Our understanding of the ancient Greeks and Romans is based on texts. Although we have other sources of information about the classical world, it is through texts – literary works originally written on papyrus scrolls — that we have received the ideas on which western civilization was founded.

Since 99% of these texts were lost during the Middle Ages, almost everything we know about Greek and Roman literature is based on the tiny selection of ancient works preserved by medieval copyists.

The Villa of the Papyri at Herculaneum could change that.

The Villa of the Papyri

Herculaneum was a Roman town on the Bay of Naples that was buried, along with the neighboring city of Pompeii, by the eruption of Vesuvius in 79 AD. After its accidental rediscovery in 1709, Herculaneum was explored by teams of workmen who drove tunnels through the rock-hard volcanic debris blanketing the ruins.

Herculaneum getting buried in pyroclastic material (source)

In 1750, a tunnel reached the enormous seaside mansion now known as the Villa of the Papyri. Dozens of bronze and marble statues were found inside, testifying to the wealth and taste of the man who likely built the mansion: Lucius Calpurnius Piso, the father-in-law of Julius Caesar.

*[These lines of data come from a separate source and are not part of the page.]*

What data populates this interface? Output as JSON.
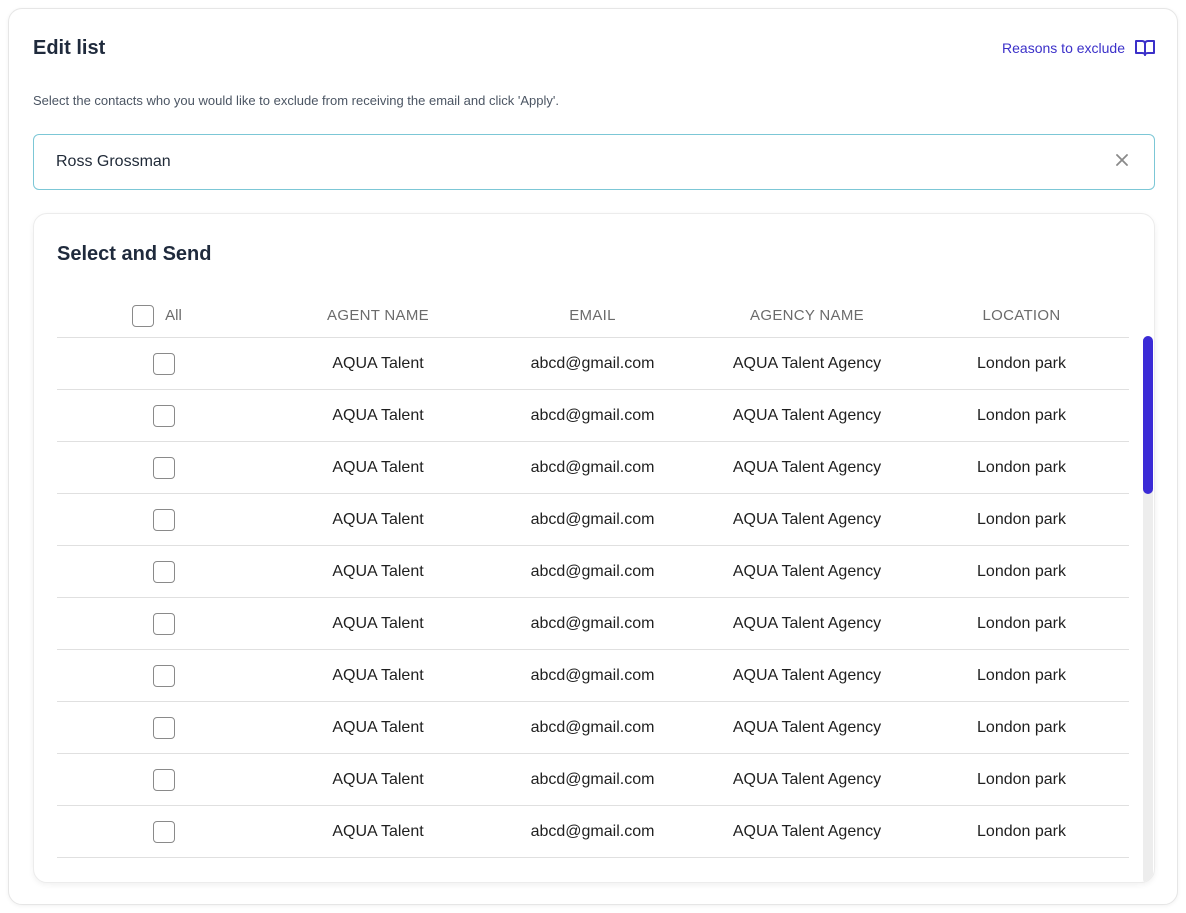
{
  "header": {
    "title": "Edit list",
    "reasons_link": "Reasons to exclude",
    "reasons_icon": "book-open-icon",
    "accent_color": "#3b30c9"
  },
  "description": "Select the contacts who you would like to exclude from receiving the email and click 'Apply'.",
  "search": {
    "value": "Ross Grossman",
    "clear_icon": "close-icon"
  },
  "table_section": {
    "title": "Select and Send",
    "columns": {
      "select_all": "All",
      "agent_name": "AGENT NAME",
      "email": "EMAIL",
      "agency_name": "AGENCY NAME",
      "location": "LOCATION"
    },
    "rows": [
      {
        "agent_name": "AQUA Talent",
        "email": "abcd@gmail.com",
        "agency_name": "AQUA Talent Agency",
        "location": "London park"
      },
      {
        "agent_name": "AQUA Talent",
        "email": "abcd@gmail.com",
        "agency_name": "AQUA Talent Agency",
        "location": "London park"
      },
      {
        "agent_name": "AQUA Talent",
        "email": "abcd@gmail.com",
        "agency_name": "AQUA Talent Agency",
        "location": "London park"
      },
      {
        "agent_name": "AQUA Talent",
        "email": "abcd@gmail.com",
        "agency_name": "AQUA Talent Agency",
        "location": "London park"
      },
      {
        "agent_name": "AQUA Talent",
        "email": "abcd@gmail.com",
        "agency_name": "AQUA Talent Agency",
        "location": "London park"
      },
      {
        "agent_name": "AQUA Talent",
        "email": "abcd@gmail.com",
        "agency_name": "AQUA Talent Agency",
        "location": "London park"
      },
      {
        "agent_name": "AQUA Talent",
        "email": "abcd@gmail.com",
        "agency_name": "AQUA Talent Agency",
        "location": "London park"
      },
      {
        "agent_name": "AQUA Talent",
        "email": "abcd@gmail.com",
        "agency_name": "AQUA Talent Agency",
        "location": "London park"
      },
      {
        "agent_name": "AQUA Talent",
        "email": "abcd@gmail.com",
        "agency_name": "AQUA Talent Agency",
        "location": "London park"
      },
      {
        "agent_name": "AQUA Talent",
        "email": "abcd@gmail.com",
        "agency_name": "AQUA Talent Agency",
        "location": "London park"
      }
    ]
  },
  "scrollbar_color": "#3b2bd6"
}
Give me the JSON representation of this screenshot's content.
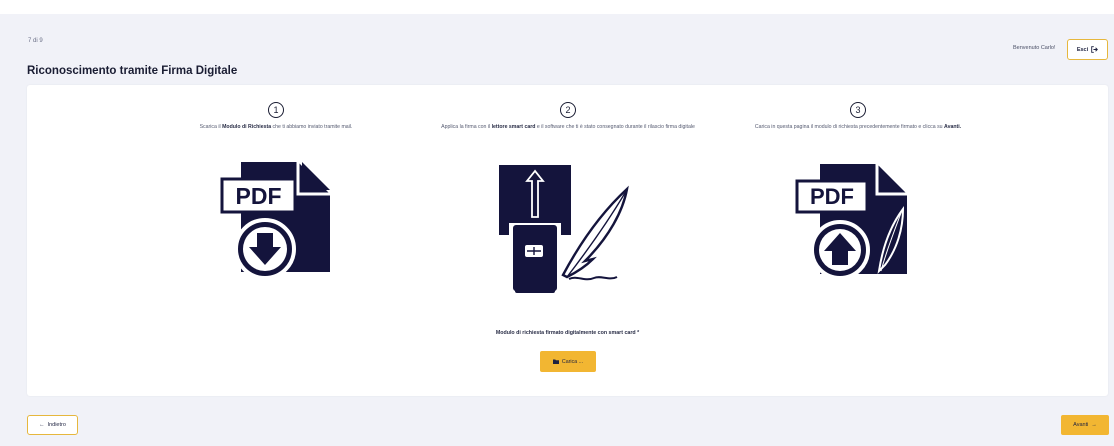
{
  "header": {
    "step_counter": "7 di 9",
    "title": "Riconoscimento tramite Firma Digitale",
    "welcome": "Benvenuto Carlo!",
    "exit_label": "Esci",
    "exit_icon": "logout-icon"
  },
  "steps": [
    {
      "number": "1",
      "text_pre": "Scarica il ",
      "text_bold": "Modulo di Richiesta",
      "text_post": " che ti abbiamo inviato tramite mail.",
      "icon": "pdf-download-icon",
      "icon_label": "PDF"
    },
    {
      "number": "2",
      "text_pre": "Applica la firma con il ",
      "text_bold": "lettore smart card",
      "text_post": " e il software che ti è stato consegnato durante il rilascio firma digitale",
      "icon": "smart-card-signature-icon"
    },
    {
      "number": "3",
      "text_pre": "Carica in questa pagina il modulo di richiesta precedentemente firmato e clicca su ",
      "text_bold": "Avanti.",
      "text_post": "",
      "icon": "pdf-upload-signed-icon",
      "icon_label": "PDF"
    }
  ],
  "upload": {
    "label": "Modulo di richiesta firmato digitalmente con smart card *",
    "button_label": "Carica ...",
    "button_icon": "folder-icon"
  },
  "footer": {
    "back_label": "Indietro",
    "back_icon": "arrow-left-icon",
    "next_label": "Avanti",
    "next_icon": "arrow-right-icon"
  },
  "colors": {
    "accent": "#f2b632",
    "icon_navy": "#14143c",
    "background": "#f1f2f8"
  }
}
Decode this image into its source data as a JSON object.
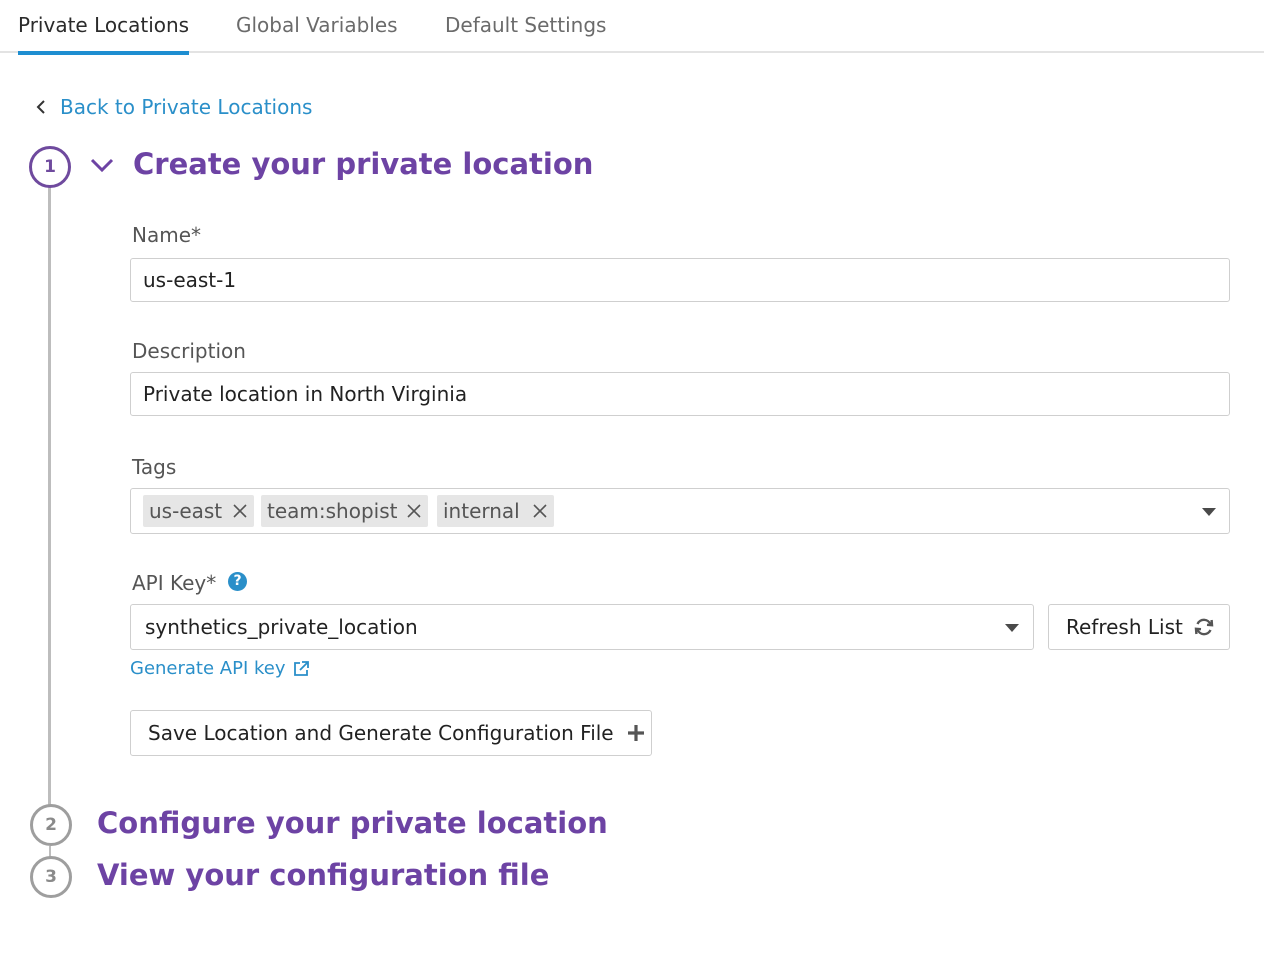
{
  "tabs": [
    {
      "label": "Private Locations",
      "active": true
    },
    {
      "label": "Global Variables",
      "active": false
    },
    {
      "label": "Default Settings",
      "active": false
    }
  ],
  "back_link": "Back to Private Locations",
  "steps": [
    {
      "number": "1",
      "title": "Create your private location",
      "expanded": true
    },
    {
      "number": "2",
      "title": "Configure your private location",
      "expanded": false
    },
    {
      "number": "3",
      "title": "View your configuration file",
      "expanded": false
    }
  ],
  "form": {
    "name_label": "Name*",
    "name_value": "us-east-1",
    "description_label": "Description",
    "description_value": "Private location in North Virginia",
    "tags_label": "Tags",
    "tags": [
      "us-east",
      "team:shopist",
      "internal"
    ],
    "api_key_label": "API Key*",
    "api_key_help": "?",
    "api_key_value": "synthetics_private_location",
    "refresh_label": "Refresh List",
    "generate_link": "Generate API key",
    "save_label": "Save Location and Generate Configuration File"
  },
  "colors": {
    "accent": "#6d43a4",
    "link": "#2a8fc9",
    "tab_underline": "#1e8ed1"
  }
}
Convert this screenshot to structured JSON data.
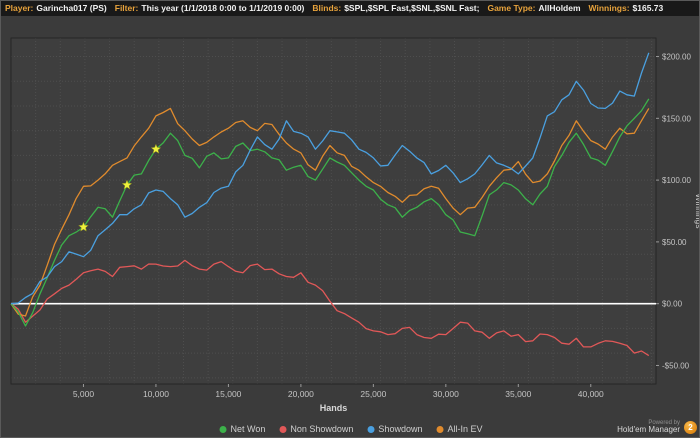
{
  "top_bar": {
    "player_label": "Player:",
    "player_value": "Garincha017 (PS)",
    "filter_label": "Filter:",
    "filter_value": "This year (1/1/2018 0:00 to 1/1/2019 0:00)",
    "blinds_label": "Blinds:",
    "blinds_value": "$SPL,$SPL Fast,$SNL,$SNL Fast;",
    "gametype_label": "Game Type:",
    "gametype_value": "AllHoldem",
    "winnings_label": "Winnings:",
    "winnings_value": "$165.73"
  },
  "chart_data": {
    "type": "line",
    "title": "",
    "xlabel": "Hands",
    "ylabel": "Winnings",
    "xlim": [
      0,
      44500
    ],
    "ylim": [
      -65,
      215
    ],
    "grid": true,
    "x_tick_values": [
      5000,
      10000,
      15000,
      20000,
      25000,
      30000,
      35000,
      40000
    ],
    "x_tick_labels": [
      "5,000",
      "10,000",
      "15,000",
      "20,000",
      "25,000",
      "30,000",
      "35,000",
      "40,000"
    ],
    "y_tick_values": [
      -50,
      0,
      50,
      100,
      150,
      200
    ],
    "y_tick_labels": [
      "-$50.00",
      "$0.00",
      "$50.00",
      "$100.00",
      "$150.00",
      "$200.00"
    ],
    "zero_line": {
      "value": 0,
      "color": "#ffffff"
    },
    "x": [
      0,
      1000,
      2000,
      3000,
      4000,
      5000,
      6000,
      7000,
      8000,
      9000,
      10000,
      11000,
      12000,
      13000,
      14000,
      15000,
      16000,
      17000,
      18000,
      19000,
      20000,
      21000,
      22000,
      23000,
      24000,
      25000,
      26000,
      27000,
      28000,
      29000,
      30000,
      31000,
      32000,
      33000,
      34000,
      35000,
      36000,
      37000,
      38000,
      39000,
      40000,
      41000,
      42000,
      43000,
      44000
    ],
    "series": [
      {
        "name": "Net Won",
        "color": "#3cb14a",
        "y": [
          0,
          -18,
          8,
          35,
          55,
          62,
          78,
          70,
          96,
          105,
          125,
          138,
          120,
          110,
          122,
          118,
          130,
          125,
          118,
          108,
          112,
          100,
          118,
          112,
          100,
          92,
          80,
          70,
          78,
          85,
          72,
          58,
          55,
          88,
          98,
          92,
          80,
          95,
          120,
          138,
          118,
          112,
          135,
          150,
          165.7
        ]
      },
      {
        "name": "Non Showdown",
        "color": "#e15858",
        "y": [
          0,
          -15,
          -5,
          8,
          15,
          25,
          28,
          22,
          30,
          28,
          32,
          30,
          35,
          28,
          32,
          30,
          25,
          32,
          28,
          22,
          25,
          15,
          2,
          -8,
          -15,
          -22,
          -25,
          -20,
          -25,
          -28,
          -25,
          -15,
          -22,
          -28,
          -22,
          -25,
          -30,
          -25,
          -32,
          -28,
          -35,
          -30,
          -32,
          -40,
          -42
        ]
      },
      {
        "name": "Showdown",
        "color": "#4aa0e0",
        "y": [
          0,
          5,
          18,
          30,
          42,
          38,
          55,
          65,
          72,
          80,
          92,
          85,
          70,
          78,
          90,
          95,
          112,
          135,
          125,
          148,
          138,
          125,
          140,
          138,
          125,
          118,
          112,
          128,
          118,
          105,
          112,
          98,
          105,
          120,
          112,
          105,
          118,
          152,
          165,
          180,
          162,
          158,
          172,
          168,
          203
        ]
      },
      {
        "name": "All-In EV",
        "color": "#e08b2d",
        "y": [
          0,
          -10,
          15,
          48,
          72,
          95,
          100,
          112,
          118,
          135,
          152,
          158,
          140,
          128,
          135,
          142,
          148,
          140,
          145,
          130,
          122,
          108,
          128,
          120,
          108,
          98,
          90,
          82,
          88,
          95,
          85,
          72,
          78,
          95,
          108,
          115,
          98,
          105,
          128,
          148,
          132,
          125,
          142,
          138,
          158
        ]
      }
    ],
    "markers": {
      "shape": "star",
      "color": "#eef23c",
      "points": [
        [
          5000,
          62
        ],
        [
          8000,
          96
        ],
        [
          10000,
          125
        ]
      ]
    },
    "legend_position": "bottom"
  },
  "footer": {
    "powered_by": "Powered by",
    "brand": "Hold'em Manager",
    "brand_badge": "2"
  }
}
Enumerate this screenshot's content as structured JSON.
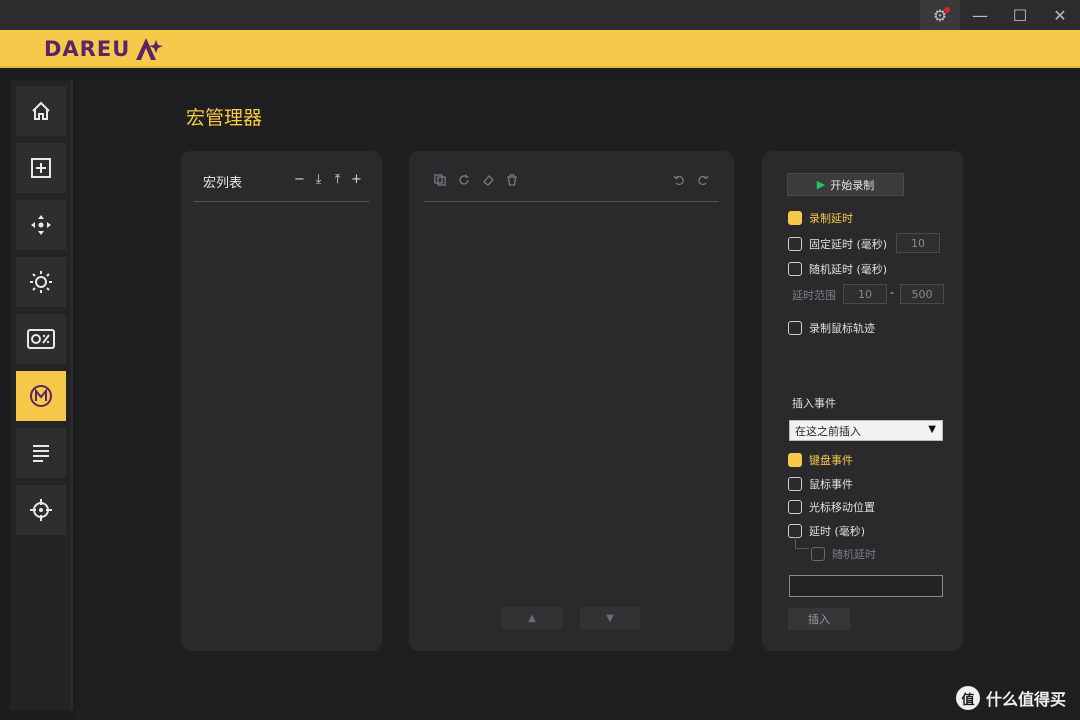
{
  "window": {
    "controls": {
      "settings_icon": "gear-icon",
      "minimize": "—",
      "maximize": "☐",
      "close": "✕"
    }
  },
  "brand": {
    "logo_text": "DAREU",
    "logo_mark": "A"
  },
  "sidebar": {
    "items": [
      {
        "icon": "home-icon",
        "active": false
      },
      {
        "icon": "plus-square-icon",
        "active": false
      },
      {
        "icon": "dpad-icon",
        "active": false
      },
      {
        "icon": "sun-icon",
        "active": false
      },
      {
        "icon": "percent-card-icon",
        "active": false
      },
      {
        "icon": "macro-m-icon",
        "active": true
      },
      {
        "icon": "lines-icon",
        "active": false
      },
      {
        "icon": "crosshair-icon",
        "active": false
      }
    ]
  },
  "page": {
    "title": "宏管理器"
  },
  "macro_list": {
    "title": "宏列表",
    "tools": [
      "−",
      "⤓",
      "⤒",
      "+"
    ]
  },
  "editor": {
    "tools_left": [
      "copy-icon",
      "redo-circle-icon",
      "eraser-icon",
      "trash-icon"
    ],
    "tools_right": [
      "undo-icon",
      "redo-icon"
    ],
    "up_label": "▲",
    "down_label": "▼"
  },
  "settings": {
    "record_button": "开始录制",
    "record_delay": {
      "label": "录制延时",
      "checked": true
    },
    "fixed_delay": {
      "label": "固定延时 (毫秒)",
      "checked": false,
      "value": "10"
    },
    "random_delay": {
      "label": "随机延时 (毫秒)",
      "checked": false
    },
    "delay_range": {
      "label": "延时范围",
      "min": "10",
      "sep": "-",
      "max": "500"
    },
    "record_mouse": {
      "label": "录制鼠标轨迹",
      "checked": false
    },
    "insert_event": {
      "title": "插入事件",
      "position_selected": "在这之前插入",
      "keyboard": {
        "label": "键盘事件",
        "checked": true
      },
      "mouse": {
        "label": "鼠标事件",
        "checked": false
      },
      "cursor": {
        "label": "光标移动位置",
        "checked": false
      },
      "delay": {
        "label": "延时 (毫秒)",
        "checked": false
      },
      "random_delay": {
        "label": "随机延时",
        "checked": false
      },
      "insert_button": "插入"
    }
  },
  "watermark": {
    "logo": "值",
    "text": "什么值得买"
  },
  "colors": {
    "accent": "#f6c94a",
    "brand": "#5a2468",
    "panel": "#2a292c",
    "play": "#22c55e"
  }
}
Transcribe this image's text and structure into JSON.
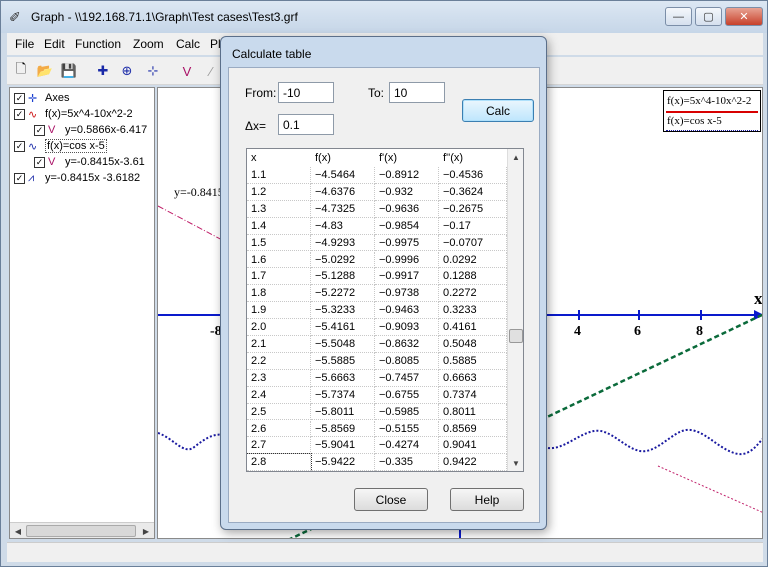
{
  "window": {
    "title": "Graph - \\\\192.168.71.1\\Graph\\Test cases\\Test3.grf",
    "minimize_glyph": "—",
    "maximize_glyph": "▢",
    "close_glyph": "✕"
  },
  "menu": [
    "File",
    "Edit",
    "Function",
    "Zoom",
    "Calc",
    "Pl"
  ],
  "toolbar_icons": [
    {
      "name": "new-file-icon",
      "glyph": "🗋"
    },
    {
      "name": "open-folder-icon",
      "glyph": "📂"
    },
    {
      "name": "save-icon",
      "glyph": "💾"
    },
    {
      "name": "insert-function-icon",
      "glyph": "✚"
    },
    {
      "name": "insert-tangent-icon",
      "glyph": "⊕"
    },
    {
      "name": "insert-point-series-icon",
      "glyph": "⊹"
    },
    {
      "name": "insert-shading-icon",
      "glyph": "V"
    },
    {
      "name": "insert-relation-icon",
      "glyph": "⁄"
    }
  ],
  "tree": [
    {
      "level": 0,
      "label": "Axes",
      "icon": "✛",
      "color": "#1a3fd0",
      "checked": true
    },
    {
      "level": 0,
      "label": "f(x)=5x^4-10x^2-2",
      "icon": "∿",
      "color": "#cc1111",
      "checked": true
    },
    {
      "level": 1,
      "label": "y=0.5866x-6.417",
      "icon": "V",
      "color": "#aa1166",
      "checked": true
    },
    {
      "level": 0,
      "label": "f(x)=cos x-5",
      "icon": "∿",
      "color": "#1a2aa8",
      "checked": true
    },
    {
      "level": 1,
      "label": "y=-0.8415x-3.61",
      "icon": "V",
      "color": "#aa1166",
      "checked": true
    },
    {
      "level": 0,
      "label": "y=-0.8415x -3.6182",
      "icon": "⩘",
      "color": "#1a2aa8",
      "checked": true
    }
  ],
  "graph": {
    "x_axis_label": "x",
    "tick_labels": [
      "-8",
      "4",
      "6",
      "8"
    ],
    "annotation": "y=-0.8415",
    "legend": [
      "f(x)=5x^4-10x^2-2",
      "f(x)=cos x-5"
    ],
    "colors": {
      "axis": "#0a1acc",
      "f1": "#d80000",
      "f2": "#1a1aa0",
      "tangent": "#c0206a",
      "line": "#0a6a3a"
    }
  },
  "dialog": {
    "title": "Calculate table",
    "from_label": "From:",
    "from_value": "-10",
    "to_label": "To:",
    "to_value": "10",
    "dx_label": "Δx=",
    "dx_value": "0.1",
    "calc_button": "Calc",
    "close_button": "Close",
    "help_button": "Help"
  },
  "table": {
    "headers": [
      "x",
      "f(x)",
      "f'(x)",
      "f''(x)"
    ],
    "rows": [
      [
        "1.1",
        "−4.5464",
        "−0.8912",
        "−0.4536"
      ],
      [
        "1.2",
        "−4.6376",
        "−0.932",
        "−0.3624"
      ],
      [
        "1.3",
        "−4.7325",
        "−0.9636",
        "−0.2675"
      ],
      [
        "1.4",
        "−4.83",
        "−0.9854",
        "−0.17"
      ],
      [
        "1.5",
        "−4.9293",
        "−0.9975",
        "−0.0707"
      ],
      [
        "1.6",
        "−5.0292",
        "−0.9996",
        "0.0292"
      ],
      [
        "1.7",
        "−5.1288",
        "−0.9917",
        "0.1288"
      ],
      [
        "1.8",
        "−5.2272",
        "−0.9738",
        "0.2272"
      ],
      [
        "1.9",
        "−5.3233",
        "−0.9463",
        "0.3233"
      ],
      [
        "2.0",
        "−5.4161",
        "−0.9093",
        "0.4161"
      ],
      [
        "2.1",
        "−5.5048",
        "−0.8632",
        "0.5048"
      ],
      [
        "2.2",
        "−5.5885",
        "−0.8085",
        "0.5885"
      ],
      [
        "2.3",
        "−5.6663",
        "−0.7457",
        "0.6663"
      ],
      [
        "2.4",
        "−5.7374",
        "−0.6755",
        "0.7374"
      ],
      [
        "2.5",
        "−5.8011",
        "−0.5985",
        "0.8011"
      ],
      [
        "2.6",
        "−5.8569",
        "−0.5155",
        "0.8569"
      ],
      [
        "2.7",
        "−5.9041",
        "−0.4274",
        "0.9041"
      ],
      [
        "2.8",
        "−5.9422",
        "−0.335",
        "0.9422"
      ]
    ]
  }
}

The villa’s true treasures, however, only came to light after two years of tunneling, when diggers began to encounter lumps of what appeared to be charcoal. It was gradually realized that these were papyrus scrolls, carbonized by the heat of the eruption.

Some scrolls were discovered in the charred remains of a cabinet, and others in three carrying-cases. The vast majority, however, were found in a small room lined with wooden shelves. Over the course of two years, about 1,000 scrolls, many in pieces, were recovered from the villa.

The Getty Villa in California, a reproduction of the Villa of the Papyri (source)

Reading (and destroying) scrolls

Initial attempts to open the scrolls involved chopping them in half lengthwise and peeling back layers from the inside. After a few years of such butchery, the scrolls were entrusted to Antonio Piaggio, a scholar from the Vatican Library who devised an ingenious machine to unroll the scrolls using weights on strings.

Piaggio’s unrolling machine (source)

Piaggio’s machine was used, with varying degrees of success, to open hundreds of the best-preserved scrolls. Other papyri were doused in chemicals, blasted with gasses, sliced, diced, and pulverized in various attempts to read them. The small fragments used for ground truth data in this competition were probably detached during one of these destructive experiments.

Scroll fragments (source)

Undoing the Dark Ages

The small room in which most of the scrolls were found seems to have been the working library of Philodemus of Gadara, an Epicurean philosopher who lived a century before the eruption of Vesuvius. Unsurprisingly, most of the papyri found there were works of philosophy, many written by Philodemus himself. If read, the hundreds of unopened scrolls waiting in Naples would transform our knowledge of ancient philosophy.

The scrolls we have now may be just the beginning. When part of the Villa of the Papyri was cleared in the 1990s, archaeologists realized that the building was much larger than previously thought, with two unexcavated levels. At the very least, these floors likely contain more papyri in cabinets and carrying cases. And it’s probable that they conceal a far greater treasure.

The full size of the villa, with potentially a much bigger library; drawn by Rocío Espín (source)

We have not yet found the villa’s main library, which would have contained a much wider range of Greek and Latin literature. That library, with its thousands or even tens of thousands of scrolls, must still be buried. If those texts are discovered, and if even a small fraction can still be read, they will transform our knowledge of classical life and literature on a scale not seen since the Renaissance.